This time of the year is often the starting point for body and skin regimes to ensure ‘‘beach selfie awesomeness’’, but have you thought about your smile?
Applecross House Dentists principals Dr Ankush and Dr Swati Bajaj say now is the time to prepare and that more options are available than ever before.
‘You don’t have to travel out of town for advanced treatments now,’’ said Ankush.
‘‘Here at Applecross we can whiten your teeth inoffice or with a take-home kit, create ceramic veneers and realign loose dentures.

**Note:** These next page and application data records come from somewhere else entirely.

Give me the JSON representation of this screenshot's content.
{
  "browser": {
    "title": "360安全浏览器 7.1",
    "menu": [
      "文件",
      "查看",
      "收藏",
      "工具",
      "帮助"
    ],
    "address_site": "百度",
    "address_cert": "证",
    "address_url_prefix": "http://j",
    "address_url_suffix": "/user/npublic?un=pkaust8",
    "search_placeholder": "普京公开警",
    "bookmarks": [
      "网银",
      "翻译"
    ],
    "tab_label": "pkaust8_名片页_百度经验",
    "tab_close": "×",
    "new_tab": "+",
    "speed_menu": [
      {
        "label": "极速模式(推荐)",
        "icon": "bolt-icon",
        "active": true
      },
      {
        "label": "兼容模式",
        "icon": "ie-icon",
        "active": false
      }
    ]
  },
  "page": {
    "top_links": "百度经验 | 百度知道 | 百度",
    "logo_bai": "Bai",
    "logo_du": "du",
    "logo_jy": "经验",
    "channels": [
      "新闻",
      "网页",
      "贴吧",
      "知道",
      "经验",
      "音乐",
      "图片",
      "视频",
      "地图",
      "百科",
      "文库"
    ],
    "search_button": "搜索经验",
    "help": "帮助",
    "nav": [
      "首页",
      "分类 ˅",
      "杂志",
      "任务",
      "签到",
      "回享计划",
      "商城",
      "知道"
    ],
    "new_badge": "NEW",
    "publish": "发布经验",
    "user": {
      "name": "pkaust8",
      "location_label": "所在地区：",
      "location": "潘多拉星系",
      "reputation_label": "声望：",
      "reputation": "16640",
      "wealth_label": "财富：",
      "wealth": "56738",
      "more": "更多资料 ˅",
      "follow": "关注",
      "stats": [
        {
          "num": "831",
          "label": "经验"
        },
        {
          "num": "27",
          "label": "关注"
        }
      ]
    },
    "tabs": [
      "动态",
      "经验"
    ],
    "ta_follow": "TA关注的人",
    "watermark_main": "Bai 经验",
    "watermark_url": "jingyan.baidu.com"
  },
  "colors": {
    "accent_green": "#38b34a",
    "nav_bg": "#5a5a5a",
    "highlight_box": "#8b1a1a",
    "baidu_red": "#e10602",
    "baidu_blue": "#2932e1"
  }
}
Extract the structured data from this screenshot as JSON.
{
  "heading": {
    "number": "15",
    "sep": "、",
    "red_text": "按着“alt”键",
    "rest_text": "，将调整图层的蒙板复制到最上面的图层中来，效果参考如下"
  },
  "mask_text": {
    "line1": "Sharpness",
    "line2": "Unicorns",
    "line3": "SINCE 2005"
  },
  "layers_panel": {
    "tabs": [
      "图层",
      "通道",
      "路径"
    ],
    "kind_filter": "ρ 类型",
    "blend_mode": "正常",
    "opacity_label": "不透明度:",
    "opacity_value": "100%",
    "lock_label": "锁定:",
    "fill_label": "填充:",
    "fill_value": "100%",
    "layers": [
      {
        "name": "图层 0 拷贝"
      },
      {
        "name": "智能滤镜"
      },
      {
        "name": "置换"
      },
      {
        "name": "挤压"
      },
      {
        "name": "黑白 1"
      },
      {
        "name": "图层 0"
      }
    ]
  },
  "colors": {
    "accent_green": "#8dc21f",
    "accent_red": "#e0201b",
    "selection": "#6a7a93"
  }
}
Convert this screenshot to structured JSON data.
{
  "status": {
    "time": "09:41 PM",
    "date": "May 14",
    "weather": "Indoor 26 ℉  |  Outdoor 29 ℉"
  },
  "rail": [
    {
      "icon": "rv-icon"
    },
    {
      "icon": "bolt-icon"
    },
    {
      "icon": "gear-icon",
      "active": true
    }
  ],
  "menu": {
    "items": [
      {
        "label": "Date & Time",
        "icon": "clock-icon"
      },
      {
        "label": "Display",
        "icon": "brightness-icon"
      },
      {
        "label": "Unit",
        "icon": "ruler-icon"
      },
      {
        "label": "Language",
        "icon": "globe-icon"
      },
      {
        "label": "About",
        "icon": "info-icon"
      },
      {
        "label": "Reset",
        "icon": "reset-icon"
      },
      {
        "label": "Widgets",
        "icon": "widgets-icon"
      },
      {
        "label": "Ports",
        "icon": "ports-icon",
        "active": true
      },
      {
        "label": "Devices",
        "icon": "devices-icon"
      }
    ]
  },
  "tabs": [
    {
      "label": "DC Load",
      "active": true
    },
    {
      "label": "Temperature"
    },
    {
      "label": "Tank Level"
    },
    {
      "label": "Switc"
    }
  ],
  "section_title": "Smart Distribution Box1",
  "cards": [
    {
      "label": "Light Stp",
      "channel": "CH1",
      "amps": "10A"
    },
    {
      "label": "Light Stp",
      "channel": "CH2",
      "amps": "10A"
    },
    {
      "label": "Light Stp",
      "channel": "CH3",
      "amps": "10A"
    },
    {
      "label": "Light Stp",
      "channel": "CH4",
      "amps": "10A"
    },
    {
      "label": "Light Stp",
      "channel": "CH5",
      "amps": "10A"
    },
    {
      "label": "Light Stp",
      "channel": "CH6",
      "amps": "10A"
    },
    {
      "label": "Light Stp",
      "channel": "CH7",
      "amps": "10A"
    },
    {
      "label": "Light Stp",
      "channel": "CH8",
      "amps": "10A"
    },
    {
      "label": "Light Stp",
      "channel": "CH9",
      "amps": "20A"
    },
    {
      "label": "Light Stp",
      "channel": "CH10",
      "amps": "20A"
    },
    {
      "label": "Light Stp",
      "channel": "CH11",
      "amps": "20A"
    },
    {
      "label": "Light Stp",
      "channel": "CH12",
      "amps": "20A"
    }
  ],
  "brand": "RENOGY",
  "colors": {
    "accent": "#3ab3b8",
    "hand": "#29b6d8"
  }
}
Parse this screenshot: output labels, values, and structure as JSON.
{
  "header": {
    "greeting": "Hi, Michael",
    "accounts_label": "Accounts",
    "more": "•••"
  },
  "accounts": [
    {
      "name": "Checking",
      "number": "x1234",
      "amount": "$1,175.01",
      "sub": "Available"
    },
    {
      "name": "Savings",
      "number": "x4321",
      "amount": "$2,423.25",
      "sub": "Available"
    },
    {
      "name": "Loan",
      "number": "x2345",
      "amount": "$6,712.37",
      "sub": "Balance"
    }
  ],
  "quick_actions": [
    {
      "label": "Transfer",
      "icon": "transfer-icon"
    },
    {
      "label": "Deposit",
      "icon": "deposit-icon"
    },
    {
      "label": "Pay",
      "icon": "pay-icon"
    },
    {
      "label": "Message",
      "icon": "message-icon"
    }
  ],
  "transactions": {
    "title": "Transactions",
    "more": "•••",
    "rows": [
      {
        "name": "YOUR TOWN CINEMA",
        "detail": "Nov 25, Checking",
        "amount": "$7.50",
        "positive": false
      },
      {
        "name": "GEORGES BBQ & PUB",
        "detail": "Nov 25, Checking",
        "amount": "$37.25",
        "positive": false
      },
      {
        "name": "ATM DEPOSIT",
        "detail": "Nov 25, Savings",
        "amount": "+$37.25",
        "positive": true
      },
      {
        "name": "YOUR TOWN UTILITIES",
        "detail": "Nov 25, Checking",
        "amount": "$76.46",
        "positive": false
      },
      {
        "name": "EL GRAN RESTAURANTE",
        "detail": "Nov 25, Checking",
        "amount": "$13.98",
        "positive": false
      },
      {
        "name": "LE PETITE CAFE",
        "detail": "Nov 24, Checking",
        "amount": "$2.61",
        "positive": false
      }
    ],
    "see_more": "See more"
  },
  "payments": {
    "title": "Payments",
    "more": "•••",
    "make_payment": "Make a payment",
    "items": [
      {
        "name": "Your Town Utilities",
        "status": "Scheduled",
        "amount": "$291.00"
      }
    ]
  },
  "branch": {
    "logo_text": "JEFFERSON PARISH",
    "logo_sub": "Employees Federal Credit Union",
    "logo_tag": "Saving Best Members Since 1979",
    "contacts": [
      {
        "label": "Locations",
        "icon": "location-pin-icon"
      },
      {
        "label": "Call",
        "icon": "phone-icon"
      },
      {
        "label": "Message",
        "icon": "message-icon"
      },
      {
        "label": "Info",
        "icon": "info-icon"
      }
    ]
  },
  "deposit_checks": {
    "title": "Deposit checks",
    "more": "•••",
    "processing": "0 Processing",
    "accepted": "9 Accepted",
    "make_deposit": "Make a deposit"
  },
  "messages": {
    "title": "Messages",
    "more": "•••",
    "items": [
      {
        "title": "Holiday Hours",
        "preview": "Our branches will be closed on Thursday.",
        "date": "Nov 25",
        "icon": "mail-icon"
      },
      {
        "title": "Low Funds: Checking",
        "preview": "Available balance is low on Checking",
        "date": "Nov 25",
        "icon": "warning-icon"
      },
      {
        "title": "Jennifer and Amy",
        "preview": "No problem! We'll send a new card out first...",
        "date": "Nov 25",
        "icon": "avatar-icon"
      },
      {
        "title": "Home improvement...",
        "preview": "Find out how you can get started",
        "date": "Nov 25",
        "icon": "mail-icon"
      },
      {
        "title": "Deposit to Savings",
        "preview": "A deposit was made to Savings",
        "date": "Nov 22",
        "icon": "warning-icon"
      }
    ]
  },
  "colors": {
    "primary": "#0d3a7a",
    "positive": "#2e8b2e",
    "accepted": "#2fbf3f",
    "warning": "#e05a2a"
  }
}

‘‘Something new we are offering is Aligner orthodontic treatments. These are great for both kids and adults because they cannot be seen as they straighten teeth. If you have been afraid to grin come and talk to us – the smile you have been dreaming of is absolutely possible!’’
Swati also encourages examinations and cleans before the festive season, especially for teens returning home from university or polytech.
‘‘If a check-up and clean is due, or perhaps a tooth is misbehaving, call and make an appointment now. Nothing ruins a great holiday like toothache,’’ she said.
Applecross House is located at 1 Meura St and offers plenty of parking and wheelchair access.
Cash, cheques, eftpos, Visa, Mastercard and Q-Card are accepted.
To make an appointment, call 888 8835. Healthy eating. Not interested? Why give up salted caramel, creme brulee, spicy chorizo or triple-cooked potatoes in duck fat?
Nutrition science has moved on from the 99.9 per cent fat-free, fat-phobic era to a more moderate approach that includes a better understanding of nutrigenomics, or eating according to your genetic blueprint.
There is more than one way to have a healthy diet and there is a personal eating style that can keep you healthy, energetic and feeling great yet still include foods you love. The best news? You can make your eating healthier without really noticing.
Eat what you love
Some foods can elevate our mood by increasing serotonin levels in the brain, such as pasta and bread (comfort carbs); tryptophan-rich dairy milk, yoghurt and cheese; and chocolate, which lights up pleasure centres in the brain more than sex, some say. Accepting that there are no ‘‘bad’’ foods, that it all comes down to how much and how often, helps create a healthy relationship with food.
Eat with all your senses
We eat with our eyes as much as with our nose and tastebuds. Research shows the
You’ve probably heard you need time for your brain to catch up with your stomach.
Sure, you may slow down at a long Sunday lunch but how often do you eat on the run, in the car or ‘‘al desko’’?
Establish a mealtime mantra, such as always sitting down to eat and stick to it.
Make every mouthful count
Avoid skipping meals and going hungry. Blood-sugar levels drop, headaches start, tempers fray and fatigue sets in making us likely to succumb to snacking, lured to the high-fat, low-nutrition contents of biscuits. Eat regular meals.
Plan your meals from the ground up
Plant foods are the true health protectors but they are also a sneaky way to satisfaction. Vegetables, in particular, can plump up the volume of food on your plate, with fewer total kilojoules. Those with high water content, such as leafy greens, zucchini, beans, cucumbers, capsicum, brassicas and mushrooms do this the best.
Drizzle on the good oils
Make the switch from bad fats to good and healthy oils over butter and duck fat that is high in saturated fat.
Go with the grain
Ancient wholegrains offer superior nutrition and improve bowel function, immunity and overall health.
Smile: The team at Applecross House are ready to help you have the best smile possible.